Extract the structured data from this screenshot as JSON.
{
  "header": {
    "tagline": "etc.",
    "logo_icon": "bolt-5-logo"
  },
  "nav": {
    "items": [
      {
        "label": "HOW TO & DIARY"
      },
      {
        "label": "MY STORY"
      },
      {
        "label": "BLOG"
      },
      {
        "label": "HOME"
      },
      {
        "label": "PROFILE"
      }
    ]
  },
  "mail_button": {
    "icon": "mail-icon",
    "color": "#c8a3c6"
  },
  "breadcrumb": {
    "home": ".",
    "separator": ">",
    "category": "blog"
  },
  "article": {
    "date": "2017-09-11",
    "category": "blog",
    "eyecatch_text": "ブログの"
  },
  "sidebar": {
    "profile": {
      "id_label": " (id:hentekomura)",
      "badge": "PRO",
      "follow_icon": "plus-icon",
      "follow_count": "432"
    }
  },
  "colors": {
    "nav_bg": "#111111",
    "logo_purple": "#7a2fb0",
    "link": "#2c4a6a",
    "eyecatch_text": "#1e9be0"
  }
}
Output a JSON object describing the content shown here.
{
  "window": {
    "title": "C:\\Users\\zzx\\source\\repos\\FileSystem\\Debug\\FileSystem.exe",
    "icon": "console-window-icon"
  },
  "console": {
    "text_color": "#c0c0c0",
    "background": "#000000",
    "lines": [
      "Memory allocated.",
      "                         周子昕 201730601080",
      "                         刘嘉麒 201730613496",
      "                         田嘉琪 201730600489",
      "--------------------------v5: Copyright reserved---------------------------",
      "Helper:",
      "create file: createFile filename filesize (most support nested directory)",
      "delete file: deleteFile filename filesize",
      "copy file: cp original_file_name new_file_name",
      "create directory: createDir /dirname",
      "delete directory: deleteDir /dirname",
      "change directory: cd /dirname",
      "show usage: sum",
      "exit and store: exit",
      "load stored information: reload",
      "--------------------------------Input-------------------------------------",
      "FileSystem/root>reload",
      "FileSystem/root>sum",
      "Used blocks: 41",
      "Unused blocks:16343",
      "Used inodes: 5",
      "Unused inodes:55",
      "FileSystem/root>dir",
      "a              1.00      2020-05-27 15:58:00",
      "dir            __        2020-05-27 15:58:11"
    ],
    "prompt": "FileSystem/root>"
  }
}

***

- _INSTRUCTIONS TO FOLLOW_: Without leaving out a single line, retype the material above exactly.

- _WRITTEN ANSWER_:
Extract the structured data from this screenshot as JSON.
{
  "header": {
    "tagline": "etc.",
    "logo_icon": "bolt-5-logo"
  },
  "nav": {
    "items": [
      {
        "label": "HOW TO & DIARY"
      },
      {
        "label": "MY STORY"
      },
      {
        "label": "BLOG"
      },
      {
        "label": "HOME"
      },
      {
        "label": "PROFILE"
      }
    ]
  },
  "mail_button": {
    "icon": "mail-icon",
    "color": "#c8a3c6"
  },
  "breadcrumb": {
    "home": ".",
    "separator": ">",
    "category": "blog"
  },
  "article": {
    "date": "2017-09-11",
    "category": "blog",
    "eyecatch_text": "ブログの"
  },
  "sidebar": {
    "profile": {
      "id_label": " (id:hentekomura)",
      "badge": "PRO",
      "follow_icon": "plus-icon",
      "follow_count": "432"
    }
  },
  "colors": {
    "nav_bg": "#111111",
    "logo_purple": "#7a2fb0",
    "link": "#2c4a6a",
    "eyecatch_text": "#1e9be0"
  }
}
Output a JSON object describing the content shown here.
{
  "window": {
    "title": "C:\\Users\\zzx\\source\\repos\\FileSystem\\Debug\\FileSystem.exe",
    "icon": "console-window-icon"
  },
  "console": {
    "text_color": "#c0c0c0",
    "background": "#000000",
    "lines": [
      "Memory allocated.",
      "                         周子昕 201730601080",
      "                         刘嘉麒 201730613496",
      "                         田嘉琪 201730600489",
      "--------------------------v5: Copyright reserved---------------------------",
      "Helper:",
      "create file: createFile filename filesize (most support nested directory)",
      "delete file: deleteFile filename filesize",
      "copy file: cp original_file_name new_file_name",
      "create directory: createDir /dirname",
      "delete directory: deleteDir /dirname",
      "change directory: cd /dirname",
      "show usage: sum",
      "exit and store: exit",
      "load stored information: reload",
      "--------------------------------Input-------------------------------------",
      "FileSystem/root>reload",
      "FileSystem/root>sum",
      "Used blocks: 41",
      "Unused blocks:16343",
      "Used inodes: 5",
      "Unused inodes:55",
      "FileSystem/root>dir",
      "a              1.00      2020-05-27 15:58:00",
      "dir            __        2020-05-27 15:58:11"
    ],
    "prompt": "FileSystem/root>"
  }
}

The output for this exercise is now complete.